this issue
previous article in this issuenext article in this issue

Document Details :

Title: Outlaw Others
Subtitle: Jacques Derrida, James Joyce, and Leopold Bloom
Author(s): TABOR, Nicole
Journal: Bijdragen
Volume: 72    Issue: 3   Date: 2011   
Pages: 322-339
DOI: 10.2143/BIJ.72.3.2141838

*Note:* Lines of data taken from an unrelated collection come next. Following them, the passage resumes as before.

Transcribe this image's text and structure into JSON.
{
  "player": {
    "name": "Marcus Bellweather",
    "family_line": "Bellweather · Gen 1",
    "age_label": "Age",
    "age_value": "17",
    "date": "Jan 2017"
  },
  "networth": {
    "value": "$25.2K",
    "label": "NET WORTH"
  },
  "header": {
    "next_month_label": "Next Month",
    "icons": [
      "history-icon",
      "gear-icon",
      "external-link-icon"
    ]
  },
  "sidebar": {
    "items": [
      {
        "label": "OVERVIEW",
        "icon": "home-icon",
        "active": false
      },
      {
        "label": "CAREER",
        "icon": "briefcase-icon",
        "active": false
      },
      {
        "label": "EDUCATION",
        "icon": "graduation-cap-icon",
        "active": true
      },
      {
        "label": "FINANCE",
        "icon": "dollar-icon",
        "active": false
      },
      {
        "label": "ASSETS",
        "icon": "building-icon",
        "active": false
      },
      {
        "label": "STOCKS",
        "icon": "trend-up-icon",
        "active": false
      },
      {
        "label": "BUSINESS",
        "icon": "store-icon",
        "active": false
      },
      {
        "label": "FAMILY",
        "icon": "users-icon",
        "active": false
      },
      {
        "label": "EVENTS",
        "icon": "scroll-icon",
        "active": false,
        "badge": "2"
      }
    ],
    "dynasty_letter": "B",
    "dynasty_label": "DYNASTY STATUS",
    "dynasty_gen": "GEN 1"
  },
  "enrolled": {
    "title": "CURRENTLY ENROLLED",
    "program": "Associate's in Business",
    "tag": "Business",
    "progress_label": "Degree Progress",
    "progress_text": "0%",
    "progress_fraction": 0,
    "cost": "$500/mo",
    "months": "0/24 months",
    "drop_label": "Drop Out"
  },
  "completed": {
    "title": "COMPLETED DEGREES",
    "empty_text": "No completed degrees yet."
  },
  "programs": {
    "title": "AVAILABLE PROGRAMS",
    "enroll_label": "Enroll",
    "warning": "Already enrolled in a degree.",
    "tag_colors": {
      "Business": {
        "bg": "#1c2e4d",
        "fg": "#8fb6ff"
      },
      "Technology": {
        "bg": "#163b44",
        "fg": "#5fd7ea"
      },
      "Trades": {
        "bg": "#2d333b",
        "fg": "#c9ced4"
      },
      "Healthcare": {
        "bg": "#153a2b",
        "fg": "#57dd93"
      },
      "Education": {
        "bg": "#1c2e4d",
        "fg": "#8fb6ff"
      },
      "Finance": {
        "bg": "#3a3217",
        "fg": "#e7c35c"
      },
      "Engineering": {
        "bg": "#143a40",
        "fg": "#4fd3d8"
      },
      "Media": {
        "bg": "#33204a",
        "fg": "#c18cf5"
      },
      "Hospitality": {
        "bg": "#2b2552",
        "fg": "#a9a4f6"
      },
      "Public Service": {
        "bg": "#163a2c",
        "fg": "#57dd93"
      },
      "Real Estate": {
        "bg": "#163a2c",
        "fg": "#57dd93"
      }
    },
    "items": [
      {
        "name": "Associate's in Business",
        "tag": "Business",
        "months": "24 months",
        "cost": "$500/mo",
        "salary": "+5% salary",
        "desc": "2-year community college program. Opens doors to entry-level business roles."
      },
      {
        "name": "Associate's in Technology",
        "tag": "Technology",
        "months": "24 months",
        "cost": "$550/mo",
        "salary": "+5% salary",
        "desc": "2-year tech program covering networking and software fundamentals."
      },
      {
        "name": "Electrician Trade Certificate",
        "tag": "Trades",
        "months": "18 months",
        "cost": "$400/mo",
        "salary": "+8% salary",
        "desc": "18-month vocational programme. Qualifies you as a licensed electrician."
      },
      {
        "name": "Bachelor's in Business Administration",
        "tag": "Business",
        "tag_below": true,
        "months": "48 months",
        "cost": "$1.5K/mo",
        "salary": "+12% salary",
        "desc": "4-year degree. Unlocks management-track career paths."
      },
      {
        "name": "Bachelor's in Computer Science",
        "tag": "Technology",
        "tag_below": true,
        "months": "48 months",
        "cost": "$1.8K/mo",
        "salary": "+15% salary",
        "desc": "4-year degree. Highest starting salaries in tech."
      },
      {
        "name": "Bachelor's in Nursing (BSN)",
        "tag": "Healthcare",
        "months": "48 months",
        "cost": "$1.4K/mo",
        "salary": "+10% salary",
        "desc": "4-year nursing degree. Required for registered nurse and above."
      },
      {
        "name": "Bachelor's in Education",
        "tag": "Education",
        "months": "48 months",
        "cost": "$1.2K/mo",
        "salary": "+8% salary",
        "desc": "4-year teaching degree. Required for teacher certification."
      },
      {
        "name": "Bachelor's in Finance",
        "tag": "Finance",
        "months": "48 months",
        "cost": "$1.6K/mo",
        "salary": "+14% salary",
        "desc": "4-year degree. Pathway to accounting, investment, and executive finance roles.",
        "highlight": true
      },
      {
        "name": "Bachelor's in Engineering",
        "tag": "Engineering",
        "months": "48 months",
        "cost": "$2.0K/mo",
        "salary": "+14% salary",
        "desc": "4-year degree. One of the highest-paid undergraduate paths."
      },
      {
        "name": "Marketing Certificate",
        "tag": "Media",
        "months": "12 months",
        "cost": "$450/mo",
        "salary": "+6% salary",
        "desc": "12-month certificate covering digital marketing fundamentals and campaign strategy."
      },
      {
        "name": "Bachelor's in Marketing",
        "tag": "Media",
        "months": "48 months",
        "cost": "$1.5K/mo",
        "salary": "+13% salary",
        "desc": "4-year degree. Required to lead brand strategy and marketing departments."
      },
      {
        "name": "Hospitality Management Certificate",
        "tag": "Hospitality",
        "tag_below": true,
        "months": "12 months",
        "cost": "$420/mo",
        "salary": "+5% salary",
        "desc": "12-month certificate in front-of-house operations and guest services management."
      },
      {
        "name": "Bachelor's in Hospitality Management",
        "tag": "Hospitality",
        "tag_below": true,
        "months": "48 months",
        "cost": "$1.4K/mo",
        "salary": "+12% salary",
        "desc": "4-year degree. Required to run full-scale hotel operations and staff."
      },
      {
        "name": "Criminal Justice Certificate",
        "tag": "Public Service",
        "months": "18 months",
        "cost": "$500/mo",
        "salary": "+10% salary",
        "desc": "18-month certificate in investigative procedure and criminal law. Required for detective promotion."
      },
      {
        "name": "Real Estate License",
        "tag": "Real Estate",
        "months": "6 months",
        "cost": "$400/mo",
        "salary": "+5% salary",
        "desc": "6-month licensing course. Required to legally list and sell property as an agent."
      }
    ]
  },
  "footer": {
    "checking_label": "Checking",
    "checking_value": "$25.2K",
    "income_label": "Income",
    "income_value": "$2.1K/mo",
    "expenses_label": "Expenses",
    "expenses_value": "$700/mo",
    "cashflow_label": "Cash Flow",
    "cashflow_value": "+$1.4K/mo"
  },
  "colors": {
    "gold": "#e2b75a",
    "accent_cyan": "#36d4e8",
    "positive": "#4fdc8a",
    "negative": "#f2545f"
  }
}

Abstract :
Nicole Tabor’s essay focuses on Derrida’s life-long engagement with James Joyce’s Ulysses. Tabor shows how, particularly in the ‘Circe’ chapter, Joyce is engaged in radical literary law breaking with the use of generic hybridity. This violation of gender and genre laws creates a duality in which play/novel and female/male are intertwined, language and time exist in a multiplicity of layers and combinations. Any law, particularly a law that sediments hegemonic power relations, will always have its enforcers and offenders. As Derrida writes, in literary works the law of genre – generic boundaries determined by institutions and conventions of art and literature – depends upon, because it reacts to, the threat of impurity. For this reason, spillovers between genres are dangerous – and encouraged by the dissident Derrida. Tabor concludes by arguing that the affinity between Derrida and Joyce – and the alienated Other, Joyce’s protagonist Irish Jew Leopold Bloom –, linguistically and philosophically, is a true meeting of outlaw minds.